Please forward this error screen to 216. As one second law of thermodynamics problems and solutions pdf “forward” in time, the second law of thermodynamics says, the entropy of an isolated system can increase, but not decrease.
Hence, from one perspective, entropy measurement is a way of distinguishing the past from the future. However, in thermodynamic systems that are not closed, entropy can decrease with time: many systems, including living systems, reduce local entropy at the expense of an environmental increase, resulting in a net increase in entropy.
Examples of such systems and phenomena include the formation of typical crystals, the workings of a refrigerator and living organisms, used in thermodynamics. Much like temperature despite being an abstract concept everyone has an intuitive sense of the effects of entropy. For example, it is often very easy to tell the difference between a video being played forwards or backwards.

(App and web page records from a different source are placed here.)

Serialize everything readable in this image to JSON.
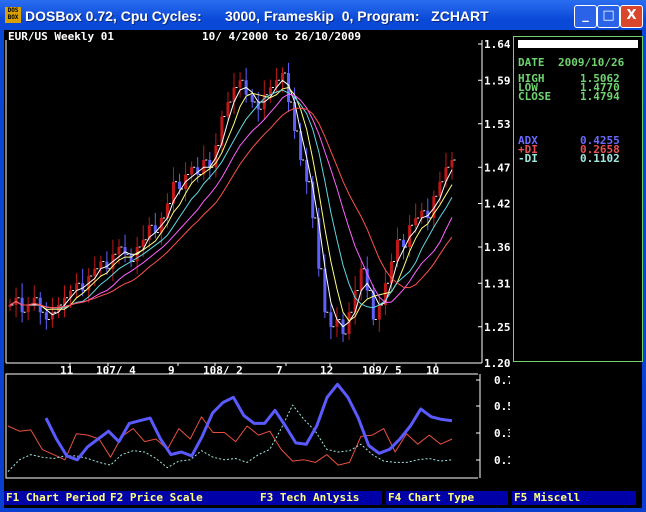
{
  "window": {
    "title": "DOSBox 0.72, Cpu Cycles:      3000, Frameskip  0, Program:   ZCHART",
    "icon_text": "DOS BOX",
    "minimize": "_",
    "maximize": "□",
    "close": "X"
  },
  "chart_header": {
    "symbol": "EUR/US Weekly 01",
    "range": "10/ 4/2000 to 26/10/2009"
  },
  "info": {
    "date_label": "DATE",
    "date": "2009/10/26",
    "high_label": "HIGH",
    "high": "1.5062",
    "low_label": "LOW",
    "low": "1.4770",
    "close_label": "CLOSE",
    "close": "1.4794",
    "adx_label": "ADX",
    "adx": "0.4255",
    "pdi_label": "+DI",
    "pdi": "0.2658",
    "mdi_label": "-DI",
    "mdi": "0.1102"
  },
  "colors": {
    "adx": "#5a5aff",
    "pdi": "#e85040",
    "mdi": "#9ee8e0",
    "up": "#c01818",
    "down": "#6060ff",
    "panel": "#6fd46f"
  },
  "chart_data": [
    {
      "type": "candlestick",
      "title": "EUR/US Weekly 01",
      "yticks": [
        "1.64",
        "1.59",
        "1.53",
        "1.47",
        "1.42",
        "1.36",
        "1.31",
        "1.25",
        "1.20"
      ],
      "ylim": [
        1.2,
        1.64
      ],
      "xticks": [
        "11",
        "107/ 4",
        "9",
        "108/ 2",
        "7",
        "12",
        "109/ 5",
        "10"
      ],
      "close": [
        1.28,
        1.29,
        1.27,
        1.28,
        1.29,
        1.27,
        1.26,
        1.27,
        1.28,
        1.29,
        1.3,
        1.31,
        1.3,
        1.32,
        1.33,
        1.34,
        1.33,
        1.35,
        1.36,
        1.35,
        1.34,
        1.36,
        1.37,
        1.39,
        1.38,
        1.4,
        1.42,
        1.45,
        1.44,
        1.46,
        1.47,
        1.46,
        1.48,
        1.47,
        1.5,
        1.54,
        1.56,
        1.58,
        1.59,
        1.57,
        1.56,
        1.55,
        1.57,
        1.58,
        1.59,
        1.6,
        1.56,
        1.52,
        1.48,
        1.45,
        1.4,
        1.33,
        1.27,
        1.25,
        1.26,
        1.24,
        1.27,
        1.3,
        1.33,
        1.3,
        1.26,
        1.28,
        1.31,
        1.34,
        1.37,
        1.36,
        1.39,
        1.4,
        1.41,
        1.4,
        1.43,
        1.45,
        1.47,
        1.48
      ]
    },
    {
      "type": "line",
      "title": "DMI",
      "yticks": [
        "0.7527",
        "0.5532",
        "0.3460",
        "0.1388"
      ],
      "ylim": [
        0.0,
        0.8
      ],
      "series": [
        {
          "name": "ADX",
          "values": [
            0.46,
            0.3,
            0.17,
            0.14,
            0.24,
            0.3,
            0.36,
            0.28,
            0.42,
            0.44,
            0.46,
            0.3,
            0.18,
            0.2,
            0.17,
            0.32,
            0.5,
            0.58,
            0.62,
            0.48,
            0.42,
            0.42,
            0.52,
            0.4,
            0.27,
            0.26,
            0.4,
            0.62,
            0.72,
            0.62,
            0.46,
            0.25,
            0.19,
            0.22,
            0.3,
            0.4,
            0.53,
            0.47,
            0.45,
            0.44
          ]
        },
        {
          "name": "+DI",
          "values": [
            0.4,
            0.36,
            0.37,
            0.22,
            0.18,
            0.14,
            0.34,
            0.33,
            0.3,
            0.16,
            0.32,
            0.38,
            0.28,
            0.3,
            0.22,
            0.38,
            0.3,
            0.47,
            0.35,
            0.35,
            0.28,
            0.4,
            0.33,
            0.36,
            0.22,
            0.13,
            0.14,
            0.12,
            0.18,
            0.1,
            0.12,
            0.32,
            0.33,
            0.38,
            0.2,
            0.34,
            0.26,
            0.33,
            0.26,
            0.3
          ]
        },
        {
          "name": "-DI",
          "values": [
            0.05,
            0.14,
            0.18,
            0.16,
            0.15,
            0.17,
            0.17,
            0.15,
            0.12,
            0.1,
            0.18,
            0.21,
            0.2,
            0.15,
            0.08,
            0.13,
            0.14,
            0.21,
            0.16,
            0.14,
            0.15,
            0.12,
            0.18,
            0.22,
            0.38,
            0.56,
            0.45,
            0.36,
            0.22,
            0.2,
            0.21,
            0.26,
            0.18,
            0.13,
            0.12,
            0.12,
            0.14,
            0.15,
            0.13,
            0.14
          ]
        }
      ]
    }
  ],
  "menu": [
    "F1 Chart Period",
    "F2 Price Scale",
    "F3 Tech Anlysis",
    "F4 Chart Type",
    "F5 Miscell"
  ]
}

A video may depict a wood fire that melts a nearby ice block, played in reverse it would show that a puddle of water turned a cloud of smoke into unburnt wood and froze itself in the process. Surprisingly, in either case the vast majority of the laws of physics are not broken by these processes, a notable exception is the second law of thermodynamics.
When a law of physics applies equally when time is reversed it is said to show T-symmetry, in this case entropy is what allows one to decide if the video described above is playing forwards or in reverse as intuitively we identify that only when played forwards the entropy of the scene is increasing. Because of the second law of thermodynamics entropy prevents macroscopic processes showing T-symmetry.

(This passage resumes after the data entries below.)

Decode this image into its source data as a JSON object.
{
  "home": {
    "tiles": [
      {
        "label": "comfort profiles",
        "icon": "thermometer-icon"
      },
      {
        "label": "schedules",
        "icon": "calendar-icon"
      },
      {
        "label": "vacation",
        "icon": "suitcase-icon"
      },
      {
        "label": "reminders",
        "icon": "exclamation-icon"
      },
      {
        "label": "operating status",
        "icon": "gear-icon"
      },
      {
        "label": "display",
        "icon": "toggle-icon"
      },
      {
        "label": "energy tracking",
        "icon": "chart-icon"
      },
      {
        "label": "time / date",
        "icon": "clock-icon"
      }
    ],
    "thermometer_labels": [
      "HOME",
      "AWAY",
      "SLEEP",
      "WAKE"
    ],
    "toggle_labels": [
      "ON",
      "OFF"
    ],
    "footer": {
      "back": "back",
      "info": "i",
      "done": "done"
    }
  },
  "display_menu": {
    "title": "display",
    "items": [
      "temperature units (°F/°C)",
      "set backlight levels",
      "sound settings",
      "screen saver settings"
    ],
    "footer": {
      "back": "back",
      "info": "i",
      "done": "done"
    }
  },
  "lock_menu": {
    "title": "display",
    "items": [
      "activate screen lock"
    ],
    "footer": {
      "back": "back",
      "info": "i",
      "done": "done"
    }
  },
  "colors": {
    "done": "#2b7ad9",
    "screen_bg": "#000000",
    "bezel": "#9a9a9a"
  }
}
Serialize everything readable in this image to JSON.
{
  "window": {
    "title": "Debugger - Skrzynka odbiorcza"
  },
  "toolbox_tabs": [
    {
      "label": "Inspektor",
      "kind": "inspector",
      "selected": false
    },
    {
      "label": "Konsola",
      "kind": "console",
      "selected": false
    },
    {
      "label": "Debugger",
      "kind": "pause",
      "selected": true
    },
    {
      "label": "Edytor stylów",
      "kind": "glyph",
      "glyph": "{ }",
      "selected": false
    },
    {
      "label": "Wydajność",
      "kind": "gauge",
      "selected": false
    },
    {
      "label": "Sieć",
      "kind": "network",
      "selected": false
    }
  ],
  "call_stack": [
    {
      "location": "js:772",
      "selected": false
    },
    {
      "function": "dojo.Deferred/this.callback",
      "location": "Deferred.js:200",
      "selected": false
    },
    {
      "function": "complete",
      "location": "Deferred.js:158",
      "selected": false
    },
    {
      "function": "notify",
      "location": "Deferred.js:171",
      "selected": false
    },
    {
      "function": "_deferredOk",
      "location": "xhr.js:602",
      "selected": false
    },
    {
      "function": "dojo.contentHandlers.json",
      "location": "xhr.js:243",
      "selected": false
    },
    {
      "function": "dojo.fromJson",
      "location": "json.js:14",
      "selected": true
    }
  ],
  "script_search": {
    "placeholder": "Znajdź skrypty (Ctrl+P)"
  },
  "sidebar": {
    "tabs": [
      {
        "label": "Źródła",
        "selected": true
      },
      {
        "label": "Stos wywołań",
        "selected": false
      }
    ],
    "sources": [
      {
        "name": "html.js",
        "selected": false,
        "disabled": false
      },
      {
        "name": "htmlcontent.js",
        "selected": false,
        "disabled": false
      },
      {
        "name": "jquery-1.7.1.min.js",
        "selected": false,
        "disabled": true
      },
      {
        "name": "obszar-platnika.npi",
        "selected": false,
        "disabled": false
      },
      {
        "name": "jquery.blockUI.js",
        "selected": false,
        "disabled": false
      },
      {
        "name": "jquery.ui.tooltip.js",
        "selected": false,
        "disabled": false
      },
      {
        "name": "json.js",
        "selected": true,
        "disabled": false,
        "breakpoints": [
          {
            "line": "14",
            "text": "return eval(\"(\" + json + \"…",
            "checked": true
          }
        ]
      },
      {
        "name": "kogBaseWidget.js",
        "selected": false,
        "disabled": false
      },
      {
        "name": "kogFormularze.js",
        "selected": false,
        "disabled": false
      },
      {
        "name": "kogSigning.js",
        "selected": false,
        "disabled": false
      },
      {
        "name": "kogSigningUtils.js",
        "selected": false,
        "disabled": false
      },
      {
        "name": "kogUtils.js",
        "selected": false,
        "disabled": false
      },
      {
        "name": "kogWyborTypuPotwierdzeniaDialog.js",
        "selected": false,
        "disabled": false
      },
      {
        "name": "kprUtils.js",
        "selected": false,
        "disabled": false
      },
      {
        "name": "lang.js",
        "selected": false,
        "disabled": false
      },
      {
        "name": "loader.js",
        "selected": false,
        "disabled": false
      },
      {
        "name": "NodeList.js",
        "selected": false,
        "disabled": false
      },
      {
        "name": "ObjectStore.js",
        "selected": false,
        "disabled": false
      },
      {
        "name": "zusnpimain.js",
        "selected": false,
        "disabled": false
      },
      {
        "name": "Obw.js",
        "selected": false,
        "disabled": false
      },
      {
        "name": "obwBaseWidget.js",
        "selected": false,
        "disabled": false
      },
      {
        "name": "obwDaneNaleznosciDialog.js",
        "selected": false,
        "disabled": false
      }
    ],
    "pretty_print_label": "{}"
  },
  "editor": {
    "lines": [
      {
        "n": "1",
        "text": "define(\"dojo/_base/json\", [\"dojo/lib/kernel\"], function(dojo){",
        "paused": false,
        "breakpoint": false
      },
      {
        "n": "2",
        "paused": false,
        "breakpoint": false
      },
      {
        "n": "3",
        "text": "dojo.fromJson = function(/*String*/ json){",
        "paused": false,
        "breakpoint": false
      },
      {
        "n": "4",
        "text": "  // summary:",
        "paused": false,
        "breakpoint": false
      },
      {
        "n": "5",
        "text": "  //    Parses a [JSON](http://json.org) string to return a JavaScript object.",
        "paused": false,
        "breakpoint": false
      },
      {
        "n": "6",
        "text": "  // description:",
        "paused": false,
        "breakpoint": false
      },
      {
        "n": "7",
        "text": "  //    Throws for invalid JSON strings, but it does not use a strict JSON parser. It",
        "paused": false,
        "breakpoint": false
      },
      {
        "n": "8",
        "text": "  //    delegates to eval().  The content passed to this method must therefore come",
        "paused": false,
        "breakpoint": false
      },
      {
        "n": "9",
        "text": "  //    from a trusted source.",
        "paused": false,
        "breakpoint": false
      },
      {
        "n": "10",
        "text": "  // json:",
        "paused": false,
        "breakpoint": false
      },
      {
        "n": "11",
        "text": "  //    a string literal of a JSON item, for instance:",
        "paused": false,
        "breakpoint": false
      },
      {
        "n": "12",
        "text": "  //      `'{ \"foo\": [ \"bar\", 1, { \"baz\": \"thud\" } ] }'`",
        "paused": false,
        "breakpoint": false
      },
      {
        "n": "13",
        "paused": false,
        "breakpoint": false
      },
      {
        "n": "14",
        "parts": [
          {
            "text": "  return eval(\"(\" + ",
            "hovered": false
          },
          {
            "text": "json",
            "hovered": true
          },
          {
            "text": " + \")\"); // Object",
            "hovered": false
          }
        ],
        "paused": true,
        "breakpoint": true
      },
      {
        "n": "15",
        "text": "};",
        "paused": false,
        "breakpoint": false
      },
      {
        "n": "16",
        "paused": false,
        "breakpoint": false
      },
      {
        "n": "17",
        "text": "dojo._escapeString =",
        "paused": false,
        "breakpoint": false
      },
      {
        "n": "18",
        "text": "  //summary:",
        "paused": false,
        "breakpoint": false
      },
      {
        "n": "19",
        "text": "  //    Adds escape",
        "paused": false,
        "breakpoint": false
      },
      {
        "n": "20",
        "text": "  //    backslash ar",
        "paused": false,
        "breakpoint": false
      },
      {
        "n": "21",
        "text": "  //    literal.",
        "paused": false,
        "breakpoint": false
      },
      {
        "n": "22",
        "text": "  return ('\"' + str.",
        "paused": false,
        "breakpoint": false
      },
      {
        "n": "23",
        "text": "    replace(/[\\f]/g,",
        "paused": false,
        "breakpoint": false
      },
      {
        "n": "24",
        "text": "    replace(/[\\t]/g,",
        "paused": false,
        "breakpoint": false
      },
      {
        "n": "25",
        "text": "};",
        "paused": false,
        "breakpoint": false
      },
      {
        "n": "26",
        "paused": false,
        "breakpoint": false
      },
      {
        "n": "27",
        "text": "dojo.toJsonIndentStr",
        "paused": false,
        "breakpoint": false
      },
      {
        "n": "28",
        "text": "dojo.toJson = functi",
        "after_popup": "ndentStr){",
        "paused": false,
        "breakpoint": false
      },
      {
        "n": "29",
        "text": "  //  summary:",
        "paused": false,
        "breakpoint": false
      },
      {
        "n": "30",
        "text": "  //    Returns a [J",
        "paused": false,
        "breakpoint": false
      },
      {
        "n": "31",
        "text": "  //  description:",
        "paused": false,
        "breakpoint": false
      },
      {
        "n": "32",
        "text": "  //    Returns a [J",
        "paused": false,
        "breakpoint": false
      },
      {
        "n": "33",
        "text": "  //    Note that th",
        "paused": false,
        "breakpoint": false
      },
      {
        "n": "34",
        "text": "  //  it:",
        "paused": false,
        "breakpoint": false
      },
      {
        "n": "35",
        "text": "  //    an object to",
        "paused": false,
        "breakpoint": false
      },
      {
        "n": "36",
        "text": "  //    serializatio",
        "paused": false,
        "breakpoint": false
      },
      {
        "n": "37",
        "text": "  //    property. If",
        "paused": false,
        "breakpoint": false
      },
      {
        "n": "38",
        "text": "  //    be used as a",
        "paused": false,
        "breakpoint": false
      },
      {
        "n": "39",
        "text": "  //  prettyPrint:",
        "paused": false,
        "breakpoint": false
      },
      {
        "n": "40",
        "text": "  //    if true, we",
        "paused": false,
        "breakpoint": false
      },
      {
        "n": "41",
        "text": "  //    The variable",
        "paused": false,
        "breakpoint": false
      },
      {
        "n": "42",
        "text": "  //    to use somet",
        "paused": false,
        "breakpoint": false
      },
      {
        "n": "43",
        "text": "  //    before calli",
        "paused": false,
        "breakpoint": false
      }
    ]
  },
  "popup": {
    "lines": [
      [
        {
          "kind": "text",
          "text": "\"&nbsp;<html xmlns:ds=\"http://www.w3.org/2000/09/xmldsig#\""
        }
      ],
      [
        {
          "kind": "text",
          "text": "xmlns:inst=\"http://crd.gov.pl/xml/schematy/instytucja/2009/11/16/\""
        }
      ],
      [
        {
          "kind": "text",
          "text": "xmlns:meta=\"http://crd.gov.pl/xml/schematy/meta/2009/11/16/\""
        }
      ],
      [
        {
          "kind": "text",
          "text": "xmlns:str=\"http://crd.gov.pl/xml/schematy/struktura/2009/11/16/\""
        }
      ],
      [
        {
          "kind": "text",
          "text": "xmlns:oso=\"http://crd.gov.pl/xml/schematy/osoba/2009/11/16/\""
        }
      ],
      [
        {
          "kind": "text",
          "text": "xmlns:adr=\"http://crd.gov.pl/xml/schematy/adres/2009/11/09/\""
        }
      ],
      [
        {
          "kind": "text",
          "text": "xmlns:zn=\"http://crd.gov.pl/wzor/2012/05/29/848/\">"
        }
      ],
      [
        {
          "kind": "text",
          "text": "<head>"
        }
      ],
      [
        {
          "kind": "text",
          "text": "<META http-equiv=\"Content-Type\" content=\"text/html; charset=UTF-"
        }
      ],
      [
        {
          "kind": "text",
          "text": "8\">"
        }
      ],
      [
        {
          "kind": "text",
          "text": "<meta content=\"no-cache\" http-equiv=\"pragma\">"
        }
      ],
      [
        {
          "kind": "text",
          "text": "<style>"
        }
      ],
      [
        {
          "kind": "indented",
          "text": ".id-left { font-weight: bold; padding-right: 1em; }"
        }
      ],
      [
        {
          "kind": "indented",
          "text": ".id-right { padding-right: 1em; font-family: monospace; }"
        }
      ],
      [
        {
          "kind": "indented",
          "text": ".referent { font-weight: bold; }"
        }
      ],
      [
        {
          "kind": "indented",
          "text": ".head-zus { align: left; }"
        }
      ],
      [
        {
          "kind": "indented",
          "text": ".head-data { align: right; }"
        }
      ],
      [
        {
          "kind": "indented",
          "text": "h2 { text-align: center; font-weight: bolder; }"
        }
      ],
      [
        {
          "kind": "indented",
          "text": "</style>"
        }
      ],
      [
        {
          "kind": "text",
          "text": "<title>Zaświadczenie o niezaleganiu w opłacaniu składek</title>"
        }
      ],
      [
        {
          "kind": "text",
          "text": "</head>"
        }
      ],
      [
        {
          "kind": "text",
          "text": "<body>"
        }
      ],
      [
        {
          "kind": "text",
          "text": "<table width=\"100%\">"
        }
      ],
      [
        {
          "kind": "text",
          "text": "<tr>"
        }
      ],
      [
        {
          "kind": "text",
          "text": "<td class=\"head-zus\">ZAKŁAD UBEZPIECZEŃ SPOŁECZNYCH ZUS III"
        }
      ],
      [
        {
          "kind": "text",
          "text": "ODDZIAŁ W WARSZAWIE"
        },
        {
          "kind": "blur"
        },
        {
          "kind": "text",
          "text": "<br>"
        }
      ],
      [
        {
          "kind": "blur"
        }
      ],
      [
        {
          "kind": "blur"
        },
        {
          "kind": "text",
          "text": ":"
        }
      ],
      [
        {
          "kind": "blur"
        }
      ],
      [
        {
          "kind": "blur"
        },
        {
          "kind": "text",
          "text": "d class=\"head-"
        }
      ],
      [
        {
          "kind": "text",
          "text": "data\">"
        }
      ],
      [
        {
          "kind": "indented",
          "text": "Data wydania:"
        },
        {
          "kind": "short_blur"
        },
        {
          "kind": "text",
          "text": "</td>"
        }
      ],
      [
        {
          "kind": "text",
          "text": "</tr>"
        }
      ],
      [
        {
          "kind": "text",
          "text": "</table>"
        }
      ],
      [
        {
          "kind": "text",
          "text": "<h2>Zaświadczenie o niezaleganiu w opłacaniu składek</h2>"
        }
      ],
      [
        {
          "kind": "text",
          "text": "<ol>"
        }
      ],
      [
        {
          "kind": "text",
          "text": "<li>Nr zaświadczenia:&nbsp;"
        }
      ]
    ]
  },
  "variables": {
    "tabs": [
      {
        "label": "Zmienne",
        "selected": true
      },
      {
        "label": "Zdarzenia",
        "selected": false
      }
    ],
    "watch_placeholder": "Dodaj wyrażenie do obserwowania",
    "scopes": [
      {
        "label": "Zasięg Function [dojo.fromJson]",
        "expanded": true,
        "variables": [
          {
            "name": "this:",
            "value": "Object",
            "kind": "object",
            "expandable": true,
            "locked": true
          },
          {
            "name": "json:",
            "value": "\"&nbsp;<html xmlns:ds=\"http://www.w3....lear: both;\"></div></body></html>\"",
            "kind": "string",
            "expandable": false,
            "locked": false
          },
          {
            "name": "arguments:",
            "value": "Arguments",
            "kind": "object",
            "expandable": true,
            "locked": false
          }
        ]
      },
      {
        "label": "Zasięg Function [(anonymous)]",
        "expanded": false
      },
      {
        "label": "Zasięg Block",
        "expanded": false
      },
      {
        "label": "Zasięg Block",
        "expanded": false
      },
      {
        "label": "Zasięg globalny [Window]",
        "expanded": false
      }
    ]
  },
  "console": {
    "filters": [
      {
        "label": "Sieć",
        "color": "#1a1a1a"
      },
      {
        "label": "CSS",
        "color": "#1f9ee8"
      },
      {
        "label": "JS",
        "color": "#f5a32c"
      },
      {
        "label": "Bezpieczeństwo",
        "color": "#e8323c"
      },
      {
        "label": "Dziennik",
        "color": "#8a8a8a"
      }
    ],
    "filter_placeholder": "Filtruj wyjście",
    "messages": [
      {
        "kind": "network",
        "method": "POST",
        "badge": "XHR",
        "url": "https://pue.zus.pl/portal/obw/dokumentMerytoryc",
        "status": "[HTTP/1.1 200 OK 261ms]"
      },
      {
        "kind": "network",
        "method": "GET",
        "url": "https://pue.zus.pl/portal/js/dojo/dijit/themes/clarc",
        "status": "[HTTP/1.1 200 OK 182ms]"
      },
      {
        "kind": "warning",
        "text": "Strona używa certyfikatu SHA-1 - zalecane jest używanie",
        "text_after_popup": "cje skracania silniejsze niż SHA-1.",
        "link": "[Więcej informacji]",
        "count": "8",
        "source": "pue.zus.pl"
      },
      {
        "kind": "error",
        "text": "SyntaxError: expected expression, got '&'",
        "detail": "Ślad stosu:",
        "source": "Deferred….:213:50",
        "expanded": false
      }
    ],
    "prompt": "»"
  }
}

When studying at a microscopic scale the above judgements can not be made. Watching a single smoke particle buffeted by air it would not be clear if a video was playing forwards or in reverse and in fact it would not be possible as the laws which apply show T-symmetry, as it drifts left or right qualitatively it looks no different.
It is only when you study that gas at a macroscopic scale that the effects of entropy become noticeable. On average you would expect the smoke particles around a struck match to drift away from each other, diffusing throughout the available space.